Dataset extract:
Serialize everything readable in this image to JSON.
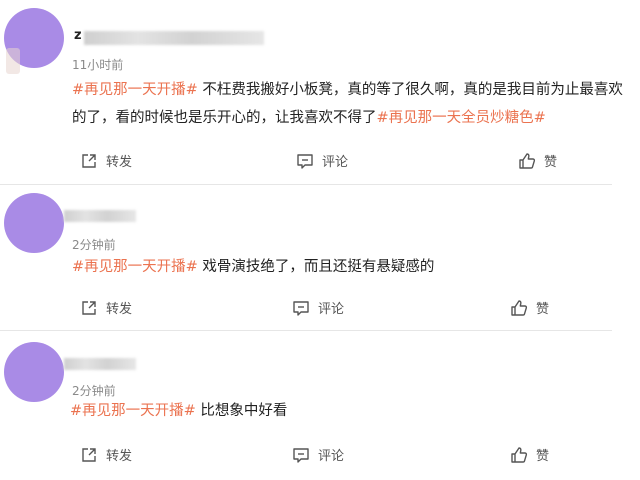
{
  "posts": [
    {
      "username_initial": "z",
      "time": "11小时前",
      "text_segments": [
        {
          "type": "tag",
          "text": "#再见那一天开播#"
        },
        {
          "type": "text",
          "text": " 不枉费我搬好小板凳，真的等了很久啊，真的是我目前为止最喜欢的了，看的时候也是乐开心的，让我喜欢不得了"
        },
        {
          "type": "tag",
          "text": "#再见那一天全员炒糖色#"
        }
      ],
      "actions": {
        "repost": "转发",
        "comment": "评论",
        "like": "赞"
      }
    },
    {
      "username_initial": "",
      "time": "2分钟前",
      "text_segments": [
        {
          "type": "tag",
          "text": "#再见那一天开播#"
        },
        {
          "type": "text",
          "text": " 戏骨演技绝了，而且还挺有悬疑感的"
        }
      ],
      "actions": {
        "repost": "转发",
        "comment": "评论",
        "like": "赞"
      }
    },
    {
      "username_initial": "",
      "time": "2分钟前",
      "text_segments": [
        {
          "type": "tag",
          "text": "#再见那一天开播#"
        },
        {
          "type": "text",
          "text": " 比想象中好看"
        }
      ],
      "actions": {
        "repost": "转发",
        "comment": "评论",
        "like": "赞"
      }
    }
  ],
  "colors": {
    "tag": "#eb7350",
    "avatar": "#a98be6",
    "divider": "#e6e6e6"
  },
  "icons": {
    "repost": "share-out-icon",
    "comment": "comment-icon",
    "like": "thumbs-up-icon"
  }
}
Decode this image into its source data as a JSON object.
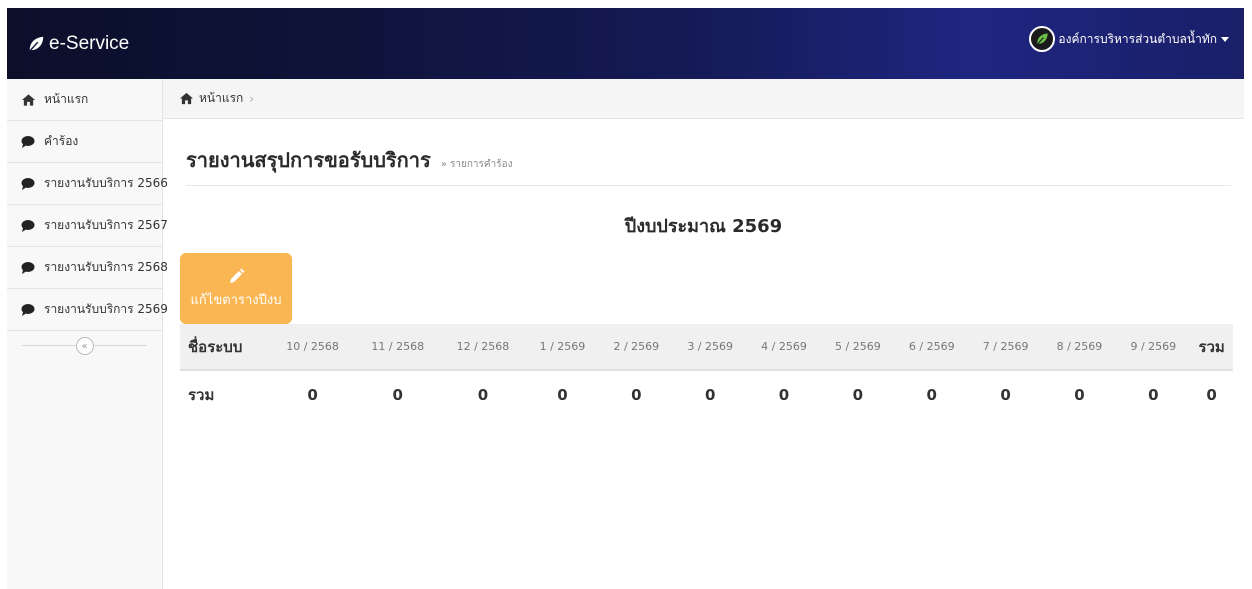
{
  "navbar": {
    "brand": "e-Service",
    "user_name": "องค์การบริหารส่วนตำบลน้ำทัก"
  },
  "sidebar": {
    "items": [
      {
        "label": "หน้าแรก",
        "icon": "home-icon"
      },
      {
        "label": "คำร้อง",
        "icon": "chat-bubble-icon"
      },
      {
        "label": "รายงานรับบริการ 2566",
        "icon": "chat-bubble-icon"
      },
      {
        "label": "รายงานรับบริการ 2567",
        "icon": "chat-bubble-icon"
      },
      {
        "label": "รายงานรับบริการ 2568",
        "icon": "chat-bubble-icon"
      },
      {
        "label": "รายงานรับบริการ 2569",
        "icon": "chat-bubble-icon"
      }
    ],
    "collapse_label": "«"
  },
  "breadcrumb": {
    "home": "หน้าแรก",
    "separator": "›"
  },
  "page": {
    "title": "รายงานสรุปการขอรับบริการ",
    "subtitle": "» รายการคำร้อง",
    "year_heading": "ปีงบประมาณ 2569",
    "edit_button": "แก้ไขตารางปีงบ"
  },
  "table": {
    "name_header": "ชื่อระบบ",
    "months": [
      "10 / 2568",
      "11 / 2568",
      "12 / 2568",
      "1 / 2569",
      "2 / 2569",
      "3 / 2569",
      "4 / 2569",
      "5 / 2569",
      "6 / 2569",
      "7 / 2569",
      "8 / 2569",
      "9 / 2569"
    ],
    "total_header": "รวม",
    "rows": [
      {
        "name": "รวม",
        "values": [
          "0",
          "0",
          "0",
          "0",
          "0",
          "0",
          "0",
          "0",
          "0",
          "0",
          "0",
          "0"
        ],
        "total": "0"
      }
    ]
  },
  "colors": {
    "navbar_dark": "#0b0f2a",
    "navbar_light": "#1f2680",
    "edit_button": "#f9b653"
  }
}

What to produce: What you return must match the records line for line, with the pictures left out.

Exercise result:
Serialize everything readable in this image to JSON.
{
  "posts": [
    {
      "username_initial": "z",
      "time": "11小时前",
      "text_segments": [
        {
          "type": "tag",
          "text": "#再见那一天开播#"
        },
        {
          "type": "text",
          "text": " 不枉费我搬好小板凳，真的等了很久啊，真的是我目前为止最喜欢的了，看的时候也是乐开心的，让我喜欢不得了"
        },
        {
          "type": "tag",
          "text": "#再见那一天全员炒糖色#"
        }
      ],
      "actions": {
        "repost": "转发",
        "comment": "评论",
        "like": "赞"
      }
    },
    {
      "username_initial": "",
      "time": "2分钟前",
      "text_segments": [
        {
          "type": "tag",
          "text": "#再见那一天开播#"
        },
        {
          "type": "text",
          "text": " 戏骨演技绝了，而且还挺有悬疑感的"
        }
      ],
      "actions": {
        "repost": "转发",
        "comment": "评论",
        "like": "赞"
      }
    },
    {
      "username_initial": "",
      "time": "2分钟前",
      "text_segments": [
        {
          "type": "tag",
          "text": "#再见那一天开播#"
        },
        {
          "type": "text",
          "text": " 比想象中好看"
        }
      ],
      "actions": {
        "repost": "转发",
        "comment": "评论",
        "like": "赞"
      }
    }
  ],
  "colors": {
    "tag": "#eb7350",
    "avatar": "#a98be6",
    "divider": "#e6e6e6"
  },
  "icons": {
    "repost": "share-out-icon",
    "comment": "comment-icon",
    "like": "thumbs-up-icon"
  }
}
Decode this image into its source data as a JSON object.
{
  "navbar": {
    "brand": "e-Service",
    "user_name": "องค์การบริหารส่วนตำบลน้ำทัก"
  },
  "sidebar": {
    "items": [
      {
        "label": "หน้าแรก",
        "icon": "home-icon"
      },
      {
        "label": "คำร้อง",
        "icon": "chat-bubble-icon"
      },
      {
        "label": "รายงานรับบริการ 2566",
        "icon": "chat-bubble-icon"
      },
      {
        "label": "รายงานรับบริการ 2567",
        "icon": "chat-bubble-icon"
      },
      {
        "label": "รายงานรับบริการ 2568",
        "icon": "chat-bubble-icon"
      },
      {
        "label": "รายงานรับบริการ 2569",
        "icon": "chat-bubble-icon"
      }
    ],
    "collapse_label": "«"
  },
  "breadcrumb": {
    "home": "หน้าแรก",
    "separator": "›"
  },
  "page": {
    "title": "รายงานสรุปการขอรับบริการ",
    "subtitle": "» รายการคำร้อง",
    "year_heading": "ปีงบประมาณ 2569",
    "edit_button": "แก้ไขตารางปีงบ"
  },
  "table": {
    "name_header": "ชื่อระบบ",
    "months": [
      "10 / 2568",
      "11 / 2568",
      "12 / 2568",
      "1 / 2569",
      "2 / 2569",
      "3 / 2569",
      "4 / 2569",
      "5 / 2569",
      "6 / 2569",
      "7 / 2569",
      "8 / 2569",
      "9 / 2569"
    ],
    "total_header": "รวม",
    "rows": [
      {
        "name": "รวม",
        "values": [
          "0",
          "0",
          "0",
          "0",
          "0",
          "0",
          "0",
          "0",
          "0",
          "0",
          "0",
          "0"
        ],
        "total": "0"
      }
    ]
  },
  "colors": {
    "navbar_dark": "#0b0f2a",
    "navbar_light": "#1f2680",
    "edit_button": "#f9b653"
  }
}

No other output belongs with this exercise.